All of these privateers operated undercover, sometimes even as a British vessel. They would fire warning shots and pull alongside a nearby merchant ship. And then, quite suddenly, they’d raise the American flag, take the crew hostage, and loot the ship.

The first of these ships, the Black Prince, began her maiden mission around the British Isles. It was a small ship, about 65 feet in length. But it was stocked with 16 cannons, 30 swivel guns, and a huge crew of men. The Black Prince’s orders? Detain as many British prisoners as possible. In the Black Prince’s first week at sea, she took seven ships and 35 British prisoners.

While it initially appears a success, problems quickly emerge. The Black Price doesn’t have enough room on board to keep all the prisoners and crew. Captured Americans continue to languish in British jails. The Captain of the Black Price – who Ben Franklin thinks is an American – is really an Irish fugitive. And soon the goals of Benjamin Franklin and the privateers are at odds.

In Holyhead, Wales, there’s a shipwreck that may have belonged to Franklin’s undercover fleet of pirates. It lies within an area nicknamed “The Fangs” from the line of sharp rocks just below the water’s surface. And a group of underwater explorers are diving into what could be a long lost piece of the American Revolution…

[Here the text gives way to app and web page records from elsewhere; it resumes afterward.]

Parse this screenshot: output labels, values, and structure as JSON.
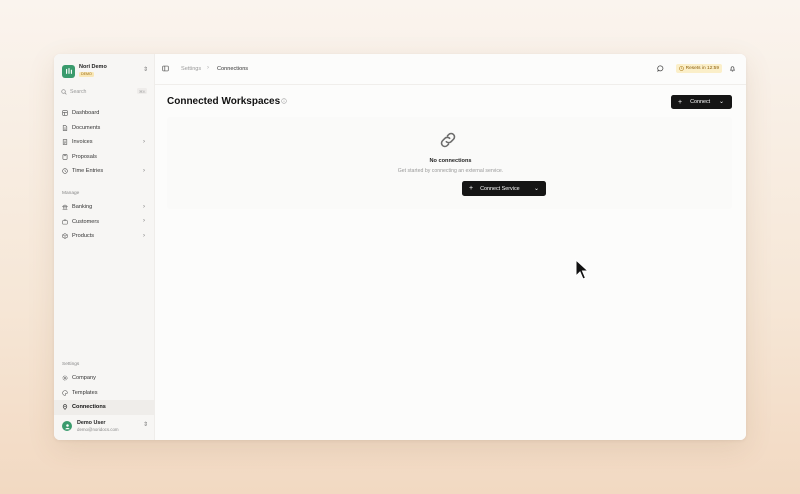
{
  "org": {
    "name": "Nori Demo",
    "badge": "DEMO"
  },
  "search": {
    "placeholder": "Search",
    "shortcut": "⌘K"
  },
  "sidebar": {
    "items": [
      {
        "label": "Dashboard"
      },
      {
        "label": "Documents"
      },
      {
        "label": "Invoices"
      },
      {
        "label": "Proposals"
      },
      {
        "label": "Time Entries"
      }
    ],
    "manage_label": "Manage",
    "manage_items": [
      {
        "label": "Banking"
      },
      {
        "label": "Customers"
      },
      {
        "label": "Products"
      }
    ],
    "settings_label": "Settings",
    "settings_items": [
      {
        "label": "Company"
      },
      {
        "label": "Templates"
      },
      {
        "label": "Connections"
      }
    ]
  },
  "user": {
    "name": "Demo User",
    "email": "demo@noridocs.com"
  },
  "breadcrumb": {
    "parent": "Settings",
    "current": "Connections"
  },
  "topbar": {
    "resets": "Resets in 12:59"
  },
  "page": {
    "title": "Connected Workspaces",
    "connect_label": "Connect",
    "empty_title": "No connections",
    "empty_subtitle": "Get started by connecting an external service.",
    "connect_service_label": "Connect Service"
  },
  "colors": {
    "accent": "#3a9b6d",
    "button": "#151515",
    "badge_bg": "#fbefc9"
  }
}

Find out what happens on Ben Franklin’s Pirate Fleet, Wednesday, April 6th at 10 PM et/pt on the National Geographic Channel!